:: DATA FOR PROCESSING

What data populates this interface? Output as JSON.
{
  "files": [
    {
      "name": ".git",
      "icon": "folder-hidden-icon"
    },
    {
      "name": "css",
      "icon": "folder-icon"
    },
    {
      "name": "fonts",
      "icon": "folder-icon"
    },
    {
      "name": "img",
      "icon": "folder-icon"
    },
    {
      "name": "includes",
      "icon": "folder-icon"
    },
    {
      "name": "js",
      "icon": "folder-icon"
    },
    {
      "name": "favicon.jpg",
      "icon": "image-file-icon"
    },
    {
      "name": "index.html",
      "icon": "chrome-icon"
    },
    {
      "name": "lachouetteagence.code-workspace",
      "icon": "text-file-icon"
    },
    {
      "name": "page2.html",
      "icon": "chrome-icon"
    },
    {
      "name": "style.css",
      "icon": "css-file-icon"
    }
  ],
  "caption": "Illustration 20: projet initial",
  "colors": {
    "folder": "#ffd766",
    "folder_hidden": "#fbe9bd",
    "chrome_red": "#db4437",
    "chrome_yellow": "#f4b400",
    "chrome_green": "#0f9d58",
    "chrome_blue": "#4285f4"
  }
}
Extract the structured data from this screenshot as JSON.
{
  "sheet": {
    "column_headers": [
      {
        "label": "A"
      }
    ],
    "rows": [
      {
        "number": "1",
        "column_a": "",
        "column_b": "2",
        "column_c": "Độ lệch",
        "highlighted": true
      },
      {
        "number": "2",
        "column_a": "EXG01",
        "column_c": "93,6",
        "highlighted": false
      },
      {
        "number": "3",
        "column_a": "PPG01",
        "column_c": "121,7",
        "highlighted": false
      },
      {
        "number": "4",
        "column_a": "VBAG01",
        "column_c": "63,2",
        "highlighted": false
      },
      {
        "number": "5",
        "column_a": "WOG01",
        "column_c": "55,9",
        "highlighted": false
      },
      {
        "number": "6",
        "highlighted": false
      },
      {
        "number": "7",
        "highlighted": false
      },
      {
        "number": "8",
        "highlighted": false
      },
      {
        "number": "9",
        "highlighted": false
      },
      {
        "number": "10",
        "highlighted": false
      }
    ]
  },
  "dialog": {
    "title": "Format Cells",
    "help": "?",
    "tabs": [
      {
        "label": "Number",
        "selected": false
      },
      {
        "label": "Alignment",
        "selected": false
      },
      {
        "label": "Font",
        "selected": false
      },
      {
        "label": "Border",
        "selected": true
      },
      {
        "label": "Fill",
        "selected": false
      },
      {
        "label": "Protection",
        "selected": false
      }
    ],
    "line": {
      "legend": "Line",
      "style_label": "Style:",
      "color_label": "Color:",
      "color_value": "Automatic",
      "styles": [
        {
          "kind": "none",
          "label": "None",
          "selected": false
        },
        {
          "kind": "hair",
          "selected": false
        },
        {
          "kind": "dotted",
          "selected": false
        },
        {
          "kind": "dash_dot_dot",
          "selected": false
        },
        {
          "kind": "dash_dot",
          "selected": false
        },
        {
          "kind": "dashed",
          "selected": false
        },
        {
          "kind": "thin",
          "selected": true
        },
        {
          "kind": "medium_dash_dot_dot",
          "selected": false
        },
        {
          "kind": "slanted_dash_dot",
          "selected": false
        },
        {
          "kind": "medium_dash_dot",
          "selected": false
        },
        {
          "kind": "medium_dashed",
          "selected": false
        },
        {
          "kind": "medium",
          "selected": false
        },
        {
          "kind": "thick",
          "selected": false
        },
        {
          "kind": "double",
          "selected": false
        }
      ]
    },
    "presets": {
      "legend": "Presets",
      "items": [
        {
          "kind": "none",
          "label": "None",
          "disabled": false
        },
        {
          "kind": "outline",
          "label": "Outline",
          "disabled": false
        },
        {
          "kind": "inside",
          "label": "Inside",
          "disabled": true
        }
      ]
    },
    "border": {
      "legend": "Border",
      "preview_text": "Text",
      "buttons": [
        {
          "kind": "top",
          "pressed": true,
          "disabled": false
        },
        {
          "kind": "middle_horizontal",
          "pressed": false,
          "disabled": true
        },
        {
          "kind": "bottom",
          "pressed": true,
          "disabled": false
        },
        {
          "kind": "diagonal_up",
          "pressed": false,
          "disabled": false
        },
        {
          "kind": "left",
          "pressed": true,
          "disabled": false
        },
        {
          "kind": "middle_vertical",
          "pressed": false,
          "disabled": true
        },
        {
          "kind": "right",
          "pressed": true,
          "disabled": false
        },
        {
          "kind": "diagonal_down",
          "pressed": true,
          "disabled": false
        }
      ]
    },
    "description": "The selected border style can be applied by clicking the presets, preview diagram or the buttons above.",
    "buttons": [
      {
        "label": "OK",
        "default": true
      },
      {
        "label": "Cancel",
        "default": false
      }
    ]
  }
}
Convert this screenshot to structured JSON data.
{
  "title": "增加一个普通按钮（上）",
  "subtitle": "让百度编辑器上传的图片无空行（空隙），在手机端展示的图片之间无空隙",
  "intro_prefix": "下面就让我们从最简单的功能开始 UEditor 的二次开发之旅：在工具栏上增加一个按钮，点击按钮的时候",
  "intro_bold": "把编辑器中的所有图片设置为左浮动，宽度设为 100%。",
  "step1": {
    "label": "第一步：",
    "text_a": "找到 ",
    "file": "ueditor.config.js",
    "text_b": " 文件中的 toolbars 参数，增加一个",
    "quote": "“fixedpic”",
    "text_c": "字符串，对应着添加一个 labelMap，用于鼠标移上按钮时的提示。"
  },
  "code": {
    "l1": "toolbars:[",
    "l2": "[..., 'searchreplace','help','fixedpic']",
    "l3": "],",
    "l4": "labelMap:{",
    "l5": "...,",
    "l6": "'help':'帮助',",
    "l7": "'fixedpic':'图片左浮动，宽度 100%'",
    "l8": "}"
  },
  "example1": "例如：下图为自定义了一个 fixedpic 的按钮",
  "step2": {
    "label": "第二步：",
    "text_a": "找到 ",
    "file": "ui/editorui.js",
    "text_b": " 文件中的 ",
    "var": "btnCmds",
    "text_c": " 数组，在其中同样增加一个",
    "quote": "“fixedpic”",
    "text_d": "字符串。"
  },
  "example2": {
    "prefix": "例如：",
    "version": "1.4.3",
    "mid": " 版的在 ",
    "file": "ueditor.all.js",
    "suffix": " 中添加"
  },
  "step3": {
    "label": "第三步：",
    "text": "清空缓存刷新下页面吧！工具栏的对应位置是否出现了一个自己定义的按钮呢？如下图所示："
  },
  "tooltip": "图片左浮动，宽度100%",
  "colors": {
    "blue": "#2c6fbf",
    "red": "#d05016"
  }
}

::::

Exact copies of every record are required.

What data populates this interface? Output as JSON.
{
  "files": [
    {
      "name": ".git",
      "icon": "folder-hidden-icon"
    },
    {
      "name": "css",
      "icon": "folder-icon"
    },
    {
      "name": "fonts",
      "icon": "folder-icon"
    },
    {
      "name": "img",
      "icon": "folder-icon"
    },
    {
      "name": "includes",
      "icon": "folder-icon"
    },
    {
      "name": "js",
      "icon": "folder-icon"
    },
    {
      "name": "favicon.jpg",
      "icon": "image-file-icon"
    },
    {
      "name": "index.html",
      "icon": "chrome-icon"
    },
    {
      "name": "lachouetteagence.code-workspace",
      "icon": "text-file-icon"
    },
    {
      "name": "page2.html",
      "icon": "chrome-icon"
    },
    {
      "name": "style.css",
      "icon": "css-file-icon"
    }
  ],
  "caption": "Illustration 20: projet initial",
  "colors": {
    "folder": "#ffd766",
    "folder_hidden": "#fbe9bd",
    "chrome_red": "#db4437",
    "chrome_yellow": "#f4b400",
    "chrome_green": "#0f9d58",
    "chrome_blue": "#4285f4"
  }
}
Extract the structured data from this screenshot as JSON.
{
  "sheet": {
    "column_headers": [
      {
        "label": "A"
      }
    ],
    "rows": [
      {
        "number": "1",
        "column_a": "",
        "column_b": "2",
        "column_c": "Độ lệch",
        "highlighted": true
      },
      {
        "number": "2",
        "column_a": "EXG01",
        "column_c": "93,6",
        "highlighted": false
      },
      {
        "number": "3",
        "column_a": "PPG01",
        "column_c": "121,7",
        "highlighted": false
      },
      {
        "number": "4",
        "column_a": "VBAG01",
        "column_c": "63,2",
        "highlighted": false
      },
      {
        "number": "5",
        "column_a": "WOG01",
        "column_c": "55,9",
        "highlighted": false
      },
      {
        "number": "6",
        "highlighted": false
      },
      {
        "number": "7",
        "highlighted": false
      },
      {
        "number": "8",
        "highlighted": false
      },
      {
        "number": "9",
        "highlighted": false
      },
      {
        "number": "10",
        "highlighted": false
      }
    ]
  },
  "dialog": {
    "title": "Format Cells",
    "help": "?",
    "tabs": [
      {
        "label": "Number",
        "selected": false
      },
      {
        "label": "Alignment",
        "selected": false
      },
      {
        "label": "Font",
        "selected": false
      },
      {
        "label": "Border",
        "selected": true
      },
      {
        "label": "Fill",
        "selected": false
      },
      {
        "label": "Protection",
        "selected": false
      }
    ],
    "line": {
      "legend": "Line",
      "style_label": "Style:",
      "color_label": "Color:",
      "color_value": "Automatic",
      "styles": [
        {
          "kind": "none",
          "label": "None",
          "selected": false
        },
        {
          "kind": "hair",
          "selected": false
        },
        {
          "kind": "dotted",
          "selected": false
        },
        {
          "kind": "dash_dot_dot",
          "selected": false
        },
        {
          "kind": "dash_dot",
          "selected": false
        },
        {
          "kind": "dashed",
          "selected": false
        },
        {
          "kind": "thin",
          "selected": true
        },
        {
          "kind": "medium_dash_dot_dot",
          "selected": false
        },
        {
          "kind": "slanted_dash_dot",
          "selected": false
        },
        {
          "kind": "medium_dash_dot",
          "selected": false
        },
        {
          "kind": "medium_dashed",
          "selected": false
        },
        {
          "kind": "medium",
          "selected": false
        },
        {
          "kind": "thick",
          "selected": false
        },
        {
          "kind": "double",
          "selected": false
        }
      ]
    },
    "presets": {
      "legend": "Presets",
      "items": [
        {
          "kind": "none",
          "label": "None",
          "disabled": false
        },
        {
          "kind": "outline",
          "label": "Outline",
          "disabled": false
        },
        {
          "kind": "inside",
          "label": "Inside",
          "disabled": true
        }
      ]
    },
    "border": {
      "legend": "Border",
      "preview_text": "Text",
      "buttons": [
        {
          "kind": "top",
          "pressed": true,
          "disabled": false
        },
        {
          "kind": "middle_horizontal",
          "pressed": false,
          "disabled": true
        },
        {
          "kind": "bottom",
          "pressed": true,
          "disabled": false
        },
        {
          "kind": "diagonal_up",
          "pressed": false,
          "disabled": false
        },
        {
          "kind": "left",
          "pressed": true,
          "disabled": false
        },
        {
          "kind": "middle_vertical",
          "pressed": false,
          "disabled": true
        },
        {
          "kind": "right",
          "pressed": true,
          "disabled": false
        },
        {
          "kind": "diagonal_down",
          "pressed": true,
          "disabled": false
        }
      ]
    },
    "description": "The selected border style can be applied by clicking the presets, preview diagram or the buttons above.",
    "buttons": [
      {
        "label": "OK",
        "default": true
      },
      {
        "label": "Cancel",
        "default": false
      }
    ]
  }
}
Convert this screenshot to structured JSON data.
{
  "title": "增加一个普通按钮（上）",
  "subtitle": "让百度编辑器上传的图片无空行（空隙），在手机端展示的图片之间无空隙",
  "intro_prefix": "下面就让我们从最简单的功能开始 UEditor 的二次开发之旅：在工具栏上增加一个按钮，点击按钮的时候",
  "intro_bold": "把编辑器中的所有图片设置为左浮动，宽度设为 100%。",
  "step1": {
    "label": "第一步：",
    "text_a": "找到 ",
    "file": "ueditor.config.js",
    "text_b": " 文件中的 toolbars 参数，增加一个",
    "quote": "“fixedpic”",
    "text_c": "字符串，对应着添加一个 labelMap，用于鼠标移上按钮时的提示。"
  },
  "code": {
    "l1": "toolbars:[",
    "l2": "[..., 'searchreplace','help','fixedpic']",
    "l3": "],",
    "l4": "labelMap:{",
    "l5": "...,",
    "l6": "'help':'帮助',",
    "l7": "'fixedpic':'图片左浮动，宽度 100%'",
    "l8": "}"
  },
  "example1": "例如：下图为自定义了一个 fixedpic 的按钮",
  "step2": {
    "label": "第二步：",
    "text_a": "找到 ",
    "file": "ui/editorui.js",
    "text_b": " 文件中的 ",
    "var": "btnCmds",
    "text_c": " 数组，在其中同样增加一个",
    "quote": "“fixedpic”",
    "text_d": "字符串。"
  },
  "example2": {
    "prefix": "例如：",
    "version": "1.4.3",
    "mid": " 版的在 ",
    "file": "ueditor.all.js",
    "suffix": " 中添加"
  },
  "step3": {
    "label": "第三步：",
    "text": "清空缓存刷新下页面吧！工具栏的对应位置是否出现了一个自己定义的按钮呢？如下图所示："
  },
  "tooltip": "图片左浮动，宽度100%",
  "colors": {
    "blue": "#2c6fbf",
    "red": "#d05016"
  }
}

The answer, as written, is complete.